### WHAT IS BEING ASKED
Give an exact copy of every entry.

### INPUT DATA
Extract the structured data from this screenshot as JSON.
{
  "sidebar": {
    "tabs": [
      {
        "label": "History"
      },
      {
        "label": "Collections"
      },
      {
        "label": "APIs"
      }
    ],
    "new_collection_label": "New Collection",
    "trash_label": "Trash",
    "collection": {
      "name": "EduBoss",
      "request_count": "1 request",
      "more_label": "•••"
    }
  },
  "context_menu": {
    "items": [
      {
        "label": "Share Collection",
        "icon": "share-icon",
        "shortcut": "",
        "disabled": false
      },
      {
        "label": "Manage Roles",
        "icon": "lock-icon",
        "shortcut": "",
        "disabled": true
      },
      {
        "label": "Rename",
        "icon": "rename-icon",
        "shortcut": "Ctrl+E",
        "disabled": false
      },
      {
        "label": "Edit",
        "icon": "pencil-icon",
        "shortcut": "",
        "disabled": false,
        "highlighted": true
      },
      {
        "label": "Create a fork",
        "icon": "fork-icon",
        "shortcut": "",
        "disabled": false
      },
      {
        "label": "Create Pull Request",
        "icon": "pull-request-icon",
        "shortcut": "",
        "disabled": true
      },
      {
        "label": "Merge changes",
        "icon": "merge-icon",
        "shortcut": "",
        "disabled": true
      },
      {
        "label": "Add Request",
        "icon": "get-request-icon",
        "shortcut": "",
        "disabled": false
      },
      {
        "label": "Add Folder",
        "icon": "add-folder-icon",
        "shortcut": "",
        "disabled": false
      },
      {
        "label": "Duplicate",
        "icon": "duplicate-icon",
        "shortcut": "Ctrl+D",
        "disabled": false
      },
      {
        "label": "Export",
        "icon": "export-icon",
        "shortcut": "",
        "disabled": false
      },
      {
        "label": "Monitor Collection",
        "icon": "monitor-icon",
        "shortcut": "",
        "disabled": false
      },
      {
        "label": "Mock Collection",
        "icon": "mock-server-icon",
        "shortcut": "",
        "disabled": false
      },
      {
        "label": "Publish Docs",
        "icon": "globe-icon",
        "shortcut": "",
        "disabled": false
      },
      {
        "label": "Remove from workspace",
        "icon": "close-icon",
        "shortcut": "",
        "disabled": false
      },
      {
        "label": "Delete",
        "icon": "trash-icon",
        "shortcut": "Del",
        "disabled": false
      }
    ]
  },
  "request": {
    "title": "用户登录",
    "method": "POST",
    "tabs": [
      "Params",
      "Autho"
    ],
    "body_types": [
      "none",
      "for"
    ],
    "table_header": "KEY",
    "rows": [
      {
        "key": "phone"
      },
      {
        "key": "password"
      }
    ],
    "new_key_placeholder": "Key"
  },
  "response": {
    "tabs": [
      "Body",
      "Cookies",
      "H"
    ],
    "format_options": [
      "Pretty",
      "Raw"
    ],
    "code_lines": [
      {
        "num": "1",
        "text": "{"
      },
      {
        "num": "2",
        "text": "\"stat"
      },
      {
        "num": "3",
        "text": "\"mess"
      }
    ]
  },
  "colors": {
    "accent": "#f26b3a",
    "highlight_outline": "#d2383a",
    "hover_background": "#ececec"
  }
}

### ANSWER FOR THIS EXERCISE
Extract the structured data from this screenshot as JSON.
{
  "sidebar": {
    "tabs": [
      {
        "label": "History"
      },
      {
        "label": "Collections"
      },
      {
        "label": "APIs"
      }
    ],
    "new_collection_label": "New Collection",
    "trash_label": "Trash",
    "collection": {
      "name": "EduBoss",
      "request_count": "1 request",
      "more_label": "•••"
    }
  },
  "context_menu": {
    "items": [
      {
        "label": "Share Collection",
        "icon": "share-icon",
        "shortcut": "",
        "disabled": false
      },
      {
        "label": "Manage Roles",
        "icon": "lock-icon",
        "shortcut": "",
        "disabled": true
      },
      {
        "label": "Rename",
        "icon": "rename-icon",
        "shortcut": "Ctrl+E",
        "disabled": false
      },
      {
        "label": "Edit",
        "icon": "pencil-icon",
        "shortcut": "",
        "disabled": false,
        "highlighted": true
      },
      {
        "label": "Create a fork",
        "icon": "fork-icon",
        "shortcut": "",
        "disabled": false
      },
      {
        "label": "Create Pull Request",
        "icon": "pull-request-icon",
        "shortcut": "",
        "disabled": true
      },
      {
        "label": "Merge changes",
        "icon": "merge-icon",
        "shortcut": "",
        "disabled": true
      },
      {
        "label": "Add Request",
        "icon": "get-request-icon",
        "shortcut": "",
        "disabled": false
      },
      {
        "label": "Add Folder",
        "icon": "add-folder-icon",
        "shortcut": "",
        "disabled": false
      },
      {
        "label": "Duplicate",
        "icon": "duplicate-icon",
        "shortcut": "Ctrl+D",
        "disabled": false
      },
      {
        "label": "Export",
        "icon": "export-icon",
        "shortcut": "",
        "disabled": false
      },
      {
        "label": "Monitor Collection",
        "icon": "monitor-icon",
        "shortcut": "",
        "disabled": false
      },
      {
        "label": "Mock Collection",
        "icon": "mock-server-icon",
        "shortcut": "",
        "disabled": false
      },
      {
        "label": "Publish Docs",
        "icon": "globe-icon",
        "shortcut": "",
        "disabled": false
      },
      {
        "label": "Remove from workspace",
        "icon": "close-icon",
        "shortcut": "",
        "disabled": false
      },
      {
        "label": "Delete",
        "icon": "trash-icon",
        "shortcut": "Del",
        "disabled": false
      }
    ]
  },
  "request": {
    "title": "用户登录",
    "method": "POST",
    "tabs": [
      "Params",
      "Autho"
    ],
    "body_types": [
      "none",
      "for"
    ],
    "table_header": "KEY",
    "rows": [
      {
        "key": "phone"
      },
      {
        "key": "password"
      }
    ],
    "new_key_placeholder": "Key"
  },
  "response": {
    "tabs": [
      "Body",
      "Cookies",
      "H"
    ],
    "format_options": [
      "Pretty",
      "Raw"
    ],
    "code_lines": [
      {
        "num": "1",
        "text": "{"
      },
      {
        "num": "2",
        "text": "\"stat"
      },
      {
        "num": "3",
        "text": "\"mess"
      }
    ]
  },
  "colors": {
    "accent": "#f26b3a",
    "highlight_outline": "#d2383a",
    "hover_background": "#ececec"
  }
}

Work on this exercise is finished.